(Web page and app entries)

+++++

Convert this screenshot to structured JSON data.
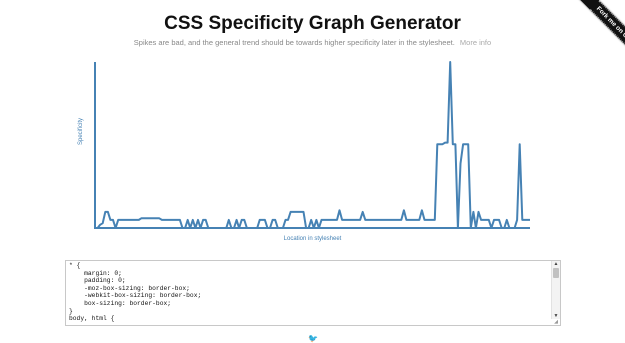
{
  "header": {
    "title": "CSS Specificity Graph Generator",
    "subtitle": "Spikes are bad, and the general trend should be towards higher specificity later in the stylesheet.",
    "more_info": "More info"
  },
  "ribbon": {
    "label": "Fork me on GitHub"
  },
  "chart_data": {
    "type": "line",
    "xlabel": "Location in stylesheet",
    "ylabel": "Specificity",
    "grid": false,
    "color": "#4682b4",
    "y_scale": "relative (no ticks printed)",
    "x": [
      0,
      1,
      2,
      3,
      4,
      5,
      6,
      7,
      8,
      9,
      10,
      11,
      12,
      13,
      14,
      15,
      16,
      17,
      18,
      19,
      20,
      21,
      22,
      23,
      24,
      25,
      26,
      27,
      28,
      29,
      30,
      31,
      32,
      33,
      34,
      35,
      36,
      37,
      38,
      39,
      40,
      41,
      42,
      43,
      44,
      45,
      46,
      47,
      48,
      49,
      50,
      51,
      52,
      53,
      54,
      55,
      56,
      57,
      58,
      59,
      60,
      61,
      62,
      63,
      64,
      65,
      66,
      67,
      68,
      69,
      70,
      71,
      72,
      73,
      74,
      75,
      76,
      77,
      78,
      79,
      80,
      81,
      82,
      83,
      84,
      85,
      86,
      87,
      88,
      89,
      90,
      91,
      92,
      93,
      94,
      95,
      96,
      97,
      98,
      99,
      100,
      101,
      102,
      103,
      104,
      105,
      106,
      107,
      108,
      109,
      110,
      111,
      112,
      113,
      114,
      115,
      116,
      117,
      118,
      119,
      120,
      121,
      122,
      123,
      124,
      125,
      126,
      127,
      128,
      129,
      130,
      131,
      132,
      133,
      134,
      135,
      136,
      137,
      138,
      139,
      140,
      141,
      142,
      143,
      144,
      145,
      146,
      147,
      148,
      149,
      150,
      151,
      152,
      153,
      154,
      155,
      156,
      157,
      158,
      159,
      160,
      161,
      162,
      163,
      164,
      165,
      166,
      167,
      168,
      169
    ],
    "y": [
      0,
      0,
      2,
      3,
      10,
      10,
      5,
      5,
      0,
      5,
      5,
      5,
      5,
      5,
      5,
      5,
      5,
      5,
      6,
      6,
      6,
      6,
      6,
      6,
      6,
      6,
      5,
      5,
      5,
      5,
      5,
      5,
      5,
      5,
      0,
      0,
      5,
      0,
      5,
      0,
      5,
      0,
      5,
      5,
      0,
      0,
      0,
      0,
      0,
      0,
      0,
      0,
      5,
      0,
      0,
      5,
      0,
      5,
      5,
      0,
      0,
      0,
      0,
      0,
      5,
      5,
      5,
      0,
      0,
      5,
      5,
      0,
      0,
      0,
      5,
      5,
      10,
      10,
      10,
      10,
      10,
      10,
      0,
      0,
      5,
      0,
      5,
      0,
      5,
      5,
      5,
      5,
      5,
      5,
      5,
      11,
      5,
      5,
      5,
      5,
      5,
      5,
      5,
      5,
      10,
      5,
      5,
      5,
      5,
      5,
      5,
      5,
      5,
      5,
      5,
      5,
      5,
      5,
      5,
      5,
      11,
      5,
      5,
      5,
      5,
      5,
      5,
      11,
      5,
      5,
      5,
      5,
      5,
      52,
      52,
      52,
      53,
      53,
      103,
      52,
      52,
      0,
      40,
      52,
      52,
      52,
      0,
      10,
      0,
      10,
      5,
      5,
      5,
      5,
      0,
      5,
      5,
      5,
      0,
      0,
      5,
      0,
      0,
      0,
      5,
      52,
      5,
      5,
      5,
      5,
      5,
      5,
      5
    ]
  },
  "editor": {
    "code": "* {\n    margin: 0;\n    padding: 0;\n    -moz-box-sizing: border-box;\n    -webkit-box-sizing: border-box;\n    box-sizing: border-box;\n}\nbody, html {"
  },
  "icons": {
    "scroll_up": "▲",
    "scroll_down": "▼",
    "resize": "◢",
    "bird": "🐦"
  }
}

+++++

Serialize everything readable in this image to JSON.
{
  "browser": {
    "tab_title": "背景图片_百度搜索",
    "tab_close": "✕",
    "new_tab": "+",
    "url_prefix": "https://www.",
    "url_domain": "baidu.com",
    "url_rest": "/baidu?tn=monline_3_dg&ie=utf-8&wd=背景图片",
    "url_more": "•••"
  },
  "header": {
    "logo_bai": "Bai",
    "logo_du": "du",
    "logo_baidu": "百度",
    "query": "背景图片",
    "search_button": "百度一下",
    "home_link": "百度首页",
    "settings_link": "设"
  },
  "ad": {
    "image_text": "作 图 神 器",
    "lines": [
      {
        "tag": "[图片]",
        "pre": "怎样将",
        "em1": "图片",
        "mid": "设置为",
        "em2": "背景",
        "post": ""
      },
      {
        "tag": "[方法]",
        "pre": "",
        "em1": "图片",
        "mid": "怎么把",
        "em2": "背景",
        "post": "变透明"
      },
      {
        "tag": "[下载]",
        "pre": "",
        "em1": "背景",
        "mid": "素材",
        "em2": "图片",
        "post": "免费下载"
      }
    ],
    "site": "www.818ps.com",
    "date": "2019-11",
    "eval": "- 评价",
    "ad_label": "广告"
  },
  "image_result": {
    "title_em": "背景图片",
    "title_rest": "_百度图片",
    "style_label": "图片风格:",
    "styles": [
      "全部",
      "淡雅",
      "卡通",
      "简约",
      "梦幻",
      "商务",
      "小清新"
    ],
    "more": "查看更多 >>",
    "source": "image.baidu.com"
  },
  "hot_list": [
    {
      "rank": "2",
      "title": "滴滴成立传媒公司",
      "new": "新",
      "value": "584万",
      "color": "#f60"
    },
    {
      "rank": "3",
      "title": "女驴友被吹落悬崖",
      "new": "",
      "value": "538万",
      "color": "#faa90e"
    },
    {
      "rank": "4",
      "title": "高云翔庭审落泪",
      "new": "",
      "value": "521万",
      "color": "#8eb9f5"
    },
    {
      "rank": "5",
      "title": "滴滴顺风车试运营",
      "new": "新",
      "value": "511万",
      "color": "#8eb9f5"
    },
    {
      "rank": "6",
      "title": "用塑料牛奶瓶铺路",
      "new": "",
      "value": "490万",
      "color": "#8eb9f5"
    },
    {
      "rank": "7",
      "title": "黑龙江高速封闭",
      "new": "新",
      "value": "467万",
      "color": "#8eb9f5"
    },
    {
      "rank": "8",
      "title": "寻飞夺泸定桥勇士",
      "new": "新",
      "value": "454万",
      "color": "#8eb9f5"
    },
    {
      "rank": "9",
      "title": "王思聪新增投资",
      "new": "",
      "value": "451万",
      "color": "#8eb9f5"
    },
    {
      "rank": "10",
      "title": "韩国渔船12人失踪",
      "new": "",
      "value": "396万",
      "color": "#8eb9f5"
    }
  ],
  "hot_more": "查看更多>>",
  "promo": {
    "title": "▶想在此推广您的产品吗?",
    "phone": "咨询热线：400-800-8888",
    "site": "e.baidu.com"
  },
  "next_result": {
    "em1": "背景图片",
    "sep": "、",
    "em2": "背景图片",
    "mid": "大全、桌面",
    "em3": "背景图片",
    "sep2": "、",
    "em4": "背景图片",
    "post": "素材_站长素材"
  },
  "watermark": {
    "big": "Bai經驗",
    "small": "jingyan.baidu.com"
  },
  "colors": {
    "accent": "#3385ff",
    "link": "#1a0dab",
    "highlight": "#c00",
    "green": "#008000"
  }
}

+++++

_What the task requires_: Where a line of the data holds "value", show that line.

_Your solution_:
      "value": "584万",
      "value": "538万",
      "value": "521万",
      "value": "511万",
      "value": "490万",
      "value": "467万",
      "value": "454万",
      "value": "451万",
      "value": "396万",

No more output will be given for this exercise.